Brief:
Go line by line through the data and copy those with the word "operator".

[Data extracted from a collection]
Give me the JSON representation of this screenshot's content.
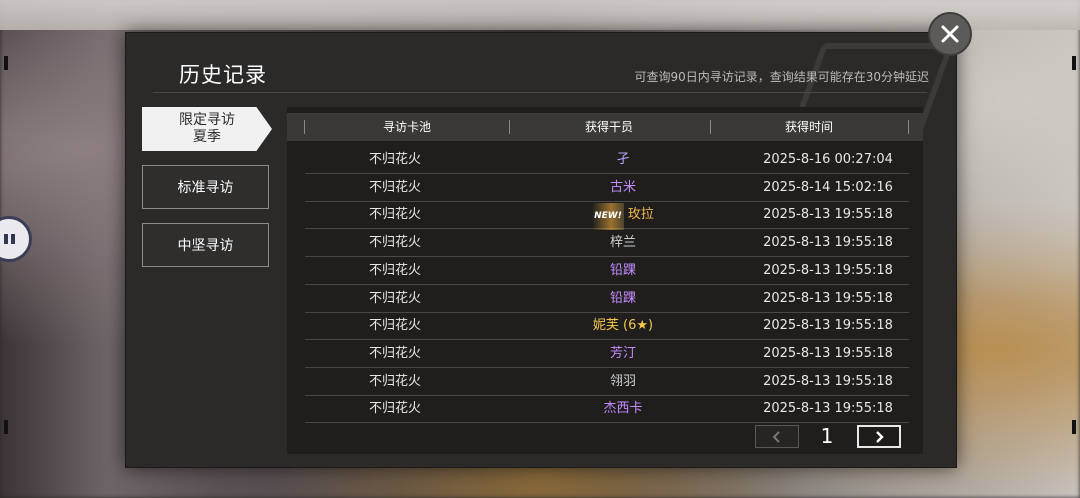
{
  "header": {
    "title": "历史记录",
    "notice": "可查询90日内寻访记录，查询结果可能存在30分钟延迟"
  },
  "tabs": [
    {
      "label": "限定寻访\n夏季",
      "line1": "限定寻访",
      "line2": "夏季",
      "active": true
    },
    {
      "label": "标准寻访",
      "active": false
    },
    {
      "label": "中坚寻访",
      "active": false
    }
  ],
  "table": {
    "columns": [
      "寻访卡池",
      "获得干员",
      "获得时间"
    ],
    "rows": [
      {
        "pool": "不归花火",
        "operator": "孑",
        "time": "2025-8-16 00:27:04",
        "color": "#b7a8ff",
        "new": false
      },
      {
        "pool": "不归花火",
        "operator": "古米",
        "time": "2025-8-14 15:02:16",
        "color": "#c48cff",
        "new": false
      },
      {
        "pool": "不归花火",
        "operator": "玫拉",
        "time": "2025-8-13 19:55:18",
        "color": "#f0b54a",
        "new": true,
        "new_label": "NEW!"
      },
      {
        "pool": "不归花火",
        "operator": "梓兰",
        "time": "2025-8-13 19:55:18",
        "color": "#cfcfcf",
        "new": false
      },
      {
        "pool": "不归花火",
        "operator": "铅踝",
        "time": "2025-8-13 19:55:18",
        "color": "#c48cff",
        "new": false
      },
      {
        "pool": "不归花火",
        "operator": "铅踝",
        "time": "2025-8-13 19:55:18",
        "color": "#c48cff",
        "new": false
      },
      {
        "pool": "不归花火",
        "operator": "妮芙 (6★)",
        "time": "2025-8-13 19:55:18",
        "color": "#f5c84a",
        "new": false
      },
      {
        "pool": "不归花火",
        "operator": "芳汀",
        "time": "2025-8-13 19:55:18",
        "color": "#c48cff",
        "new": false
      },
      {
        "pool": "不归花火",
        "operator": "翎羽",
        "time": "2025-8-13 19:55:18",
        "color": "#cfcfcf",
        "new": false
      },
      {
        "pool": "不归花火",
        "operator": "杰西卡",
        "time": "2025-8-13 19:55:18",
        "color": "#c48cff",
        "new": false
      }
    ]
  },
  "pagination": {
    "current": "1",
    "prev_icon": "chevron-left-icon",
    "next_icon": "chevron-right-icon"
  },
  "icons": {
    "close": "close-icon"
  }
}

Written response:
        "operator": "孑",
        "operator": "古米",
        "operator": "玫拉",
        "operator": "梓兰",
        "operator": "铅踝",
        "operator": "铅踝",
        "operator": "妮芙 (6★)",
        "operator": "芳汀",
        "operator": "翎羽",
        "operator": "杰西卡",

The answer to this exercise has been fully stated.